All this is not to deny the intense Muslim persecution of Christians globally. Though North Korea is the prime offender, as is China, often Muslim-majority countries are also on the list. Thousands of Nigerian Christians are being slaughtered by Muslim militants as we speak. Living in Pakistan for 23 years, I saw first hand Christians under fire. Girls are routinely abducted and forced to marry Muslim men. My own brother-in-law suffered permanent hearing loss when militants attacked the church where he worshiped on a Sunday morning. And then there is the case of Asia Bibi, who spent ten years in prison due to brutal blasphemy laws. Even though exonerated by the Supreme Court, she has not been allowed to leave the country. The street power of Muslim extremists is holding the country hostage, and ordinary Muslims don’t dare say much.

Yet I know both Muslims and Christians can do better. Many of us will never forget the pictures of Muslims and Christians encircling one another in Cairo’s largest evangelical church during the Arab Spring. They were protecting one another so that they could pray. And I will always remember the warmth of my Pakistani Muslim friends, especially in 1979. Our family was attacked by a Muslim mob, who had believed that a takeover of the Grand Mosque in Mecca was the work of Americans and Jews. Vehicles were burned, furniture smashed, literature destroyed, but God miraculously saved our lives. When it was all over, Muslim friends and neighbors hugged me, expressing their grief and love. It was because of their welcome that our family stayed on and continued missionary work for many more years.

If we want Muslims to stand up for Christians against Islamic terrorists, we need to speak up and stand up, when they are targeted. The challenge for all of us is to critique our own and stand up for those who suffer, wherever they are. Christians need to critique Christians and Muslims need to critique Muslims.
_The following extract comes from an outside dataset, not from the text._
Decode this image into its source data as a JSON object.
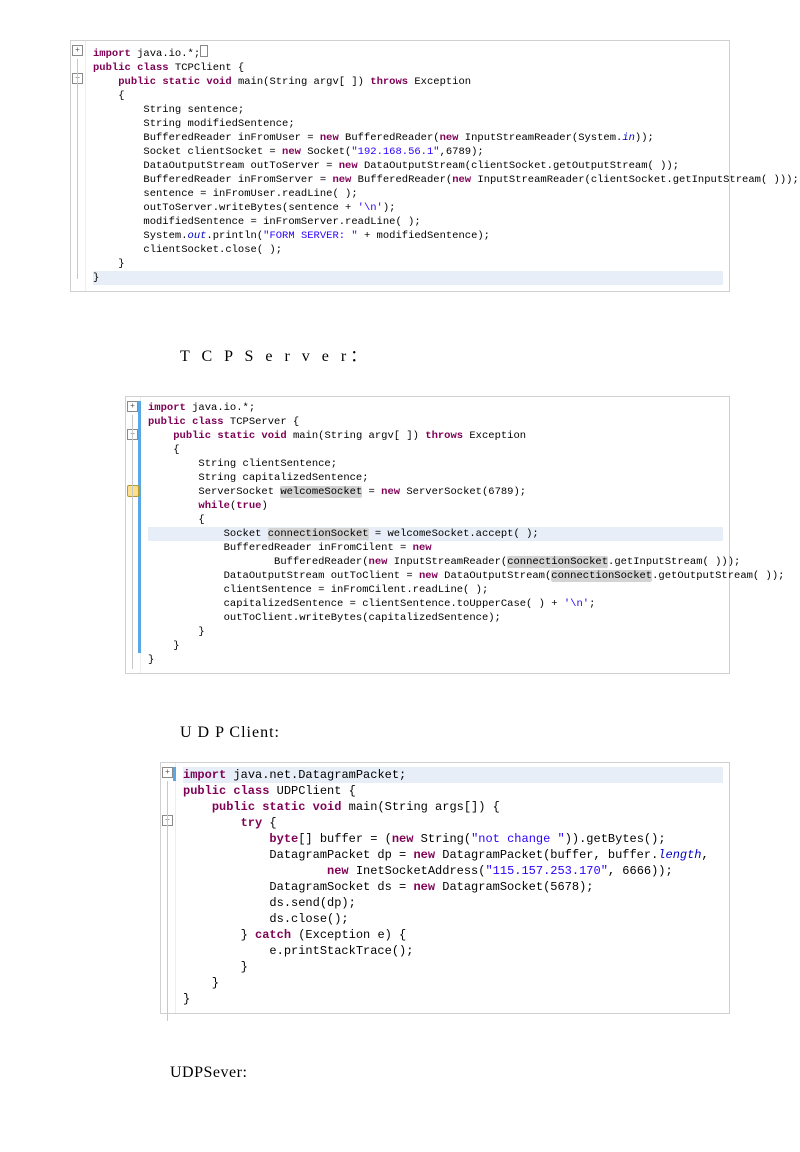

Didn’t Jesus say, “Do unto others as you would have them do to you”? We must, therefore, take the initiative and respond with courteous acts of kindness, warmth and generosity to Muslims in our midst and around the world. This we must do so that everyone has religious freedom. Albert Einstein put it this way: “The world is a dangerous place to live, not because of the people who are evil, but because of the people who don’t do anything about it.”